═════ Records

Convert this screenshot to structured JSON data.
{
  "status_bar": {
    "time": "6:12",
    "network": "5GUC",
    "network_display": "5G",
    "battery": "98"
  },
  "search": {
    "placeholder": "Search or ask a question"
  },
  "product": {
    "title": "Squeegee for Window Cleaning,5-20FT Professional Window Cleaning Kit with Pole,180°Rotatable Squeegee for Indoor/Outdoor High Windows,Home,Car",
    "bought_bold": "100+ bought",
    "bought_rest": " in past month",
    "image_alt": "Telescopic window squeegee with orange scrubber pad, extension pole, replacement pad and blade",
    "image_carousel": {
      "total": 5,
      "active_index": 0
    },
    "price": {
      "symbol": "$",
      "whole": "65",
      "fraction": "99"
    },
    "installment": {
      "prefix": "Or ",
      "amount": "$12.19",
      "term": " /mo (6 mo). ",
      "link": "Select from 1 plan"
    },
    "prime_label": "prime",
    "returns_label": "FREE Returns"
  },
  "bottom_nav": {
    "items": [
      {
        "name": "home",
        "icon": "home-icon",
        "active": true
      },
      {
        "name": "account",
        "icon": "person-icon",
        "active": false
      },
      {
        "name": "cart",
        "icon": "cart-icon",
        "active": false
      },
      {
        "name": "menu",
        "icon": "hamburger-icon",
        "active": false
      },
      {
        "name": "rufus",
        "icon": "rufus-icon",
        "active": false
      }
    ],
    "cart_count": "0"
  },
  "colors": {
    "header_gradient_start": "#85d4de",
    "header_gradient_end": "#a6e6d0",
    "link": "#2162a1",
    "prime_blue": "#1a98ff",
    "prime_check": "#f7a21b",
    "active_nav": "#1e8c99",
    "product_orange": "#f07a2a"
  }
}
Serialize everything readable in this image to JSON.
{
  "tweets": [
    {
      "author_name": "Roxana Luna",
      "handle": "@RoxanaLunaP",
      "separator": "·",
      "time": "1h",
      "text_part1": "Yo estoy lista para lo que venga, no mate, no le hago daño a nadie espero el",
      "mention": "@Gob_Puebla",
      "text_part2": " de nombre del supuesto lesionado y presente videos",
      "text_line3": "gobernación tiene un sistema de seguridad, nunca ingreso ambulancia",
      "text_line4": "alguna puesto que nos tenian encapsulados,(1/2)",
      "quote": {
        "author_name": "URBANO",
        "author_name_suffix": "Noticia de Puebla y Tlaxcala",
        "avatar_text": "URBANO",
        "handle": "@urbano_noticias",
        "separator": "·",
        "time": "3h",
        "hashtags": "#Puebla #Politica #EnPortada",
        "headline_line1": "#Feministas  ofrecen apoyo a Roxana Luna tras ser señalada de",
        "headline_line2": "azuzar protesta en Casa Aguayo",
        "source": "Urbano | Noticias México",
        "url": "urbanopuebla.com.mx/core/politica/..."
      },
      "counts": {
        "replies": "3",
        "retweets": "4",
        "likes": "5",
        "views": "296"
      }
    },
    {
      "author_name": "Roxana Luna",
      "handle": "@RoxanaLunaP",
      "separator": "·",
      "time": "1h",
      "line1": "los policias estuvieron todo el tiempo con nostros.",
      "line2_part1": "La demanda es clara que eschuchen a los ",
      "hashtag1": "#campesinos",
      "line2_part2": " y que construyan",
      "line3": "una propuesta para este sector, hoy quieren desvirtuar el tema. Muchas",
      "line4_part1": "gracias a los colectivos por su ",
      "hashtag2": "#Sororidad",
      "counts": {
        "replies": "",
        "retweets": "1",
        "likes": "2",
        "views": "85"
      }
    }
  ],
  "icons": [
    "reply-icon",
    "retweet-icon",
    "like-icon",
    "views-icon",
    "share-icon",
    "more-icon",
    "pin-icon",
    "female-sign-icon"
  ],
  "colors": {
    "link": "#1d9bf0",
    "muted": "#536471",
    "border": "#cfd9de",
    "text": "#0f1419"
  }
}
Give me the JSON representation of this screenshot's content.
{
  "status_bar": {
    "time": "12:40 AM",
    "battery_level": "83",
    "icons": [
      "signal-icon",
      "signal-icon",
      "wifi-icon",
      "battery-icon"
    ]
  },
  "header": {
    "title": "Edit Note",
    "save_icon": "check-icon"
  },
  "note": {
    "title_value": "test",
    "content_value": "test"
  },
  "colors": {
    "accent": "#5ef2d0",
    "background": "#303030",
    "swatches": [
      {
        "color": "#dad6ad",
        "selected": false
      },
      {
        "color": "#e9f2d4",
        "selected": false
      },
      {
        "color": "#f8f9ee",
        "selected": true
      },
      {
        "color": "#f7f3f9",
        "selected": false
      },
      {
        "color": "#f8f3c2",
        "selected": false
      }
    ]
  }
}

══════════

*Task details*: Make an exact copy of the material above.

*Result*:
Convert this screenshot to structured JSON data.
{
  "status_bar": {
    "time": "6:12",
    "network": "5GUC",
    "network_display": "5G",
    "battery": "98"
  },
  "search": {
    "placeholder": "Search or ask a question"
  },
  "product": {
    "title": "Squeegee for Window Cleaning,5-20FT Professional Window Cleaning Kit with Pole,180°Rotatable Squeegee for Indoor/Outdoor High Windows,Home,Car",
    "bought_bold": "100+ bought",
    "bought_rest": " in past month",
    "image_alt": "Telescopic window squeegee with orange scrubber pad, extension pole, replacement pad and blade",
    "image_carousel": {
      "total": 5,
      "active_index": 0
    },
    "price": {
      "symbol": "$",
      "whole": "65",
      "fraction": "99"
    },
    "installment": {
      "prefix": "Or ",
      "amount": "$12.19",
      "term": " /mo (6 mo). ",
      "link": "Select from 1 plan"
    },
    "prime_label": "prime",
    "returns_label": "FREE Returns"
  },
  "bottom_nav": {
    "items": [
      {
        "name": "home",
        "icon": "home-icon",
        "active": true
      },
      {
        "name": "account",
        "icon": "person-icon",
        "active": false
      },
      {
        "name": "cart",
        "icon": "cart-icon",
        "active": false
      },
      {
        "name": "menu",
        "icon": "hamburger-icon",
        "active": false
      },
      {
        "name": "rufus",
        "icon": "rufus-icon",
        "active": false
      }
    ],
    "cart_count": "0"
  },
  "colors": {
    "header_gradient_start": "#85d4de",
    "header_gradient_end": "#a6e6d0",
    "link": "#2162a1",
    "prime_blue": "#1a98ff",
    "prime_check": "#f7a21b",
    "active_nav": "#1e8c99",
    "product_orange": "#f07a2a"
  }
}
Serialize everything readable in this image to JSON.
{
  "tweets": [
    {
      "author_name": "Roxana Luna",
      "handle": "@RoxanaLunaP",
      "separator": "·",
      "time": "1h",
      "text_part1": "Yo estoy lista para lo que venga, no mate, no le hago daño a nadie espero el",
      "mention": "@Gob_Puebla",
      "text_part2": " de nombre del supuesto lesionado y presente videos",
      "text_line3": "gobernación tiene un sistema de seguridad, nunca ingreso ambulancia",
      "text_line4": "alguna puesto que nos tenian encapsulados,(1/2)",
      "quote": {
        "author_name": "URBANO",
        "author_name_suffix": "Noticia de Puebla y Tlaxcala",
        "avatar_text": "URBANO",
        "handle": "@urbano_noticias",
        "separator": "·",
        "time": "3h",
        "hashtags": "#Puebla #Politica #EnPortada",
        "headline_line1": "#Feministas  ofrecen apoyo a Roxana Luna tras ser señalada de",
        "headline_line2": "azuzar protesta en Casa Aguayo",
        "source": "Urbano | Noticias México",
        "url": "urbanopuebla.com.mx/core/politica/..."
      },
      "counts": {
        "replies": "3",
        "retweets": "4",
        "likes": "5",
        "views": "296"
      }
    },
    {
      "author_name": "Roxana Luna",
      "handle": "@RoxanaLunaP",
      "separator": "·",
      "time": "1h",
      "line1": "los policias estuvieron todo el tiempo con nostros.",
      "line2_part1": "La demanda es clara que eschuchen a los ",
      "hashtag1": "#campesinos",
      "line2_part2": " y que construyan",
      "line3": "una propuesta para este sector, hoy quieren desvirtuar el tema. Muchas",
      "line4_part1": "gracias a los colectivos por su ",
      "hashtag2": "#Sororidad",
      "counts": {
        "replies": "",
        "retweets": "1",
        "likes": "2",
        "views": "85"
      }
    }
  ],
  "icons": [
    "reply-icon",
    "retweet-icon",
    "like-icon",
    "views-icon",
    "share-icon",
    "more-icon",
    "pin-icon",
    "female-sign-icon"
  ],
  "colors": {
    "link": "#1d9bf0",
    "muted": "#536471",
    "border": "#cfd9de",
    "text": "#0f1419"
  }
}
Give me the JSON representation of this screenshot's content.
{
  "status_bar": {
    "time": "12:40 AM",
    "battery_level": "83",
    "icons": [
      "signal-icon",
      "signal-icon",
      "wifi-icon",
      "battery-icon"
    ]
  },
  "header": {
    "title": "Edit Note",
    "save_icon": "check-icon"
  },
  "note": {
    "title_value": "test",
    "content_value": "test"
  },
  "colors": {
    "accent": "#5ef2d0",
    "background": "#303030",
    "swatches": [
      {
        "color": "#dad6ad",
        "selected": false
      },
      {
        "color": "#e9f2d4",
        "selected": false
      },
      {
        "color": "#f8f9ee",
        "selected": true
      },
      {
        "color": "#f7f3f9",
        "selected": false
      },
      {
        "color": "#f8f3c2",
        "selected": false
      }
    ]
  }
}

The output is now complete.